• Assistant Professor of Russian and East European Studies
  • Director of the Oberlin Center for Russian, East European and Central Asian Studies (OCREECAS)
  • Adam Joseph Lewis Center 203
  • (440) 775-8650
  • Mondays and Tuesdays, 11 am to 12:30 pm and by appointment


  • BA, Music Theory, Pomona College, 2005
  • PhD, the Anthropology of Music (Ethnomusicology), University of Pennsylvania, 2012


Ian MacMillen directs the Oberlin Center for Russian, East European and Central Asian Studies (OCREECAS).

He is currently working with other Russian and East European Studies (REES) faculty to organize a series of programs (2016-2018) commemorating communist revolutions of the 20th century that will culminate in fall 2017 with the centennial of Russia's October Revolution.
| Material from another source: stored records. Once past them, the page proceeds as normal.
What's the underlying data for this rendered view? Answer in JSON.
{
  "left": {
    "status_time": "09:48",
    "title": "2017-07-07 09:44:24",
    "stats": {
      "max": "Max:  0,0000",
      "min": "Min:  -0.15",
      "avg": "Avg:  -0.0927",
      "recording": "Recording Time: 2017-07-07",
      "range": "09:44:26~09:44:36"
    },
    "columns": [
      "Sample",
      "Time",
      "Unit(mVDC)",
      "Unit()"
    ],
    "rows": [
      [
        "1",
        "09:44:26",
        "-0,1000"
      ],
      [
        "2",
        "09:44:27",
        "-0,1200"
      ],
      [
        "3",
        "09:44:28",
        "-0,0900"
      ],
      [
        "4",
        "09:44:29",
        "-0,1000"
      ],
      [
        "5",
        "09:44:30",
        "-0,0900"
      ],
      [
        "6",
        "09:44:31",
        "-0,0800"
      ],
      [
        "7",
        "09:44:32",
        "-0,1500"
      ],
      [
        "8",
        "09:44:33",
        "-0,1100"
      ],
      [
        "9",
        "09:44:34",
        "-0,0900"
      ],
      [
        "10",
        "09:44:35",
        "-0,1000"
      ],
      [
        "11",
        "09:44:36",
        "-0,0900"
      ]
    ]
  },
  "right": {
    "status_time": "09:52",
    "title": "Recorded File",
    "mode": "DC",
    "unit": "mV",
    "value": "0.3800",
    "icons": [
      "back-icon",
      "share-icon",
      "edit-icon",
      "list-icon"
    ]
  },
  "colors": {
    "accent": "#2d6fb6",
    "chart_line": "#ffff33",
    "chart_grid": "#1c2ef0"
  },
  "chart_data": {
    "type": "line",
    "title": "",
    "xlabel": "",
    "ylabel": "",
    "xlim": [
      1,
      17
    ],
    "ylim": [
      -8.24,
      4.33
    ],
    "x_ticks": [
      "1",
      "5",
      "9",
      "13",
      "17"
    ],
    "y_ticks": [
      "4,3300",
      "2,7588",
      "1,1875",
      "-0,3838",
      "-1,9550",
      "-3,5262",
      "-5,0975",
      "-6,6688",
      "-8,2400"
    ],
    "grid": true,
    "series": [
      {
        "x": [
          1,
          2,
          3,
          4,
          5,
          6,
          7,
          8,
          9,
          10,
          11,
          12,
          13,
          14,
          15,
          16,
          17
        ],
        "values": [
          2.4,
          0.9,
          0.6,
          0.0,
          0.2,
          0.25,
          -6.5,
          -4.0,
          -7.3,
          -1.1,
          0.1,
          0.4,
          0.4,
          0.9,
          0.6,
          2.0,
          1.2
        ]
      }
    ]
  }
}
Formerly assistant professor of ethnomusicology at Whitman College, MacMillen teaches ethnomusicology and anthropology courses in Oberlin’s REES program with a focus primarily on Eastern Europe, Russia, Central Asia, and the Middle East.

Current and recent courses include  Roma and "Gypsies" in the Musical Imagination, The Anthropology of Eastern Europe,Music and Revolution in Postsocialist Eurasia, Worlding Yugoslavia, Rockin' the Bloc, and a Balkan Music Ensemble.

His classes regularly include hands-on fieldwork and service components for which they partner with local diasporic communities and Orthodox churches.

Research Interests

Ian MacMillen's primary research focuses on the racialized and affective nature of interethnic and transnational connections forged through music —particularly popular and traditional tambura chordophone bands in multiethnic communities of post-conflict Croatia, Serbia, and Bosnia.

This work has been funded by an ACLS Dissertation Research Fellowship in East European Studies, a research grant from the Association for Recorded Sound Collections, and Oberlin College Powers Travel Grants.

Additional interests include musical fascination and tourism in SE Europe, popular music black markets along Eastern Europe's borderwaters; the use of American jazz and rock 'n' roll in Soviet political animated film; and musical connections between Africa and the African Diaspora.

Select Publications

  • “Cartoon Jazz: Soviet Animations and the Khrushchev ‘Thaw,’” peer-reviewed article coauthored with art historian Masha Kowell of the Norton Simon Museum, in Film & History: An Interdisciplinary Journal, Vol. 45, No. 2 (Winter 2015):24-38
  • “Fascination, Musical Tourism, and the Loss of the Balkan Village (Notes on Bulgaria’s Koprivshtitsa Festival),” peer-reviewed article in Ethnomusicology, Vol. 59, No. 2 (Summer 2015):227-261
  • “Tamburaši of the Balkanized Peninsula: Musical Relations of The Slavonian Tambura Society “Pajo Kolarić” in Croatia and Its Intimates,” peer-reviewed article in Balkanistica, Vol. 27 (Spring 2014):75-109
  • “Ritual and Performance in the Yorùbá World,” exhibition by Ian MacMillen with assistance from Dessane Cassell ’14,  Allen Memorial Art Museum, Oberlin College, February – July 2013
  • “Local Color and the Search for the Musical Origin of the Nation in the Early Nineteenth Century, from the German to the Croatian Lands,” peer-reviewed article in Bulgarian Musicology [Българско Музикознание], Vol. 37, No. 1 (Spring 2013):3-16
  • “From the Center in the Middle: Working Tambura Bands and Constructions of the In-Between in Croatia and Its Intimates,” peer-reviewed article in Current Musicology, Vol. 91 (November 2011):87-122
  • “Recitation of the Qur’an,” documentary film project by Ian MacMillen and Darien Lamen, debuted May 2006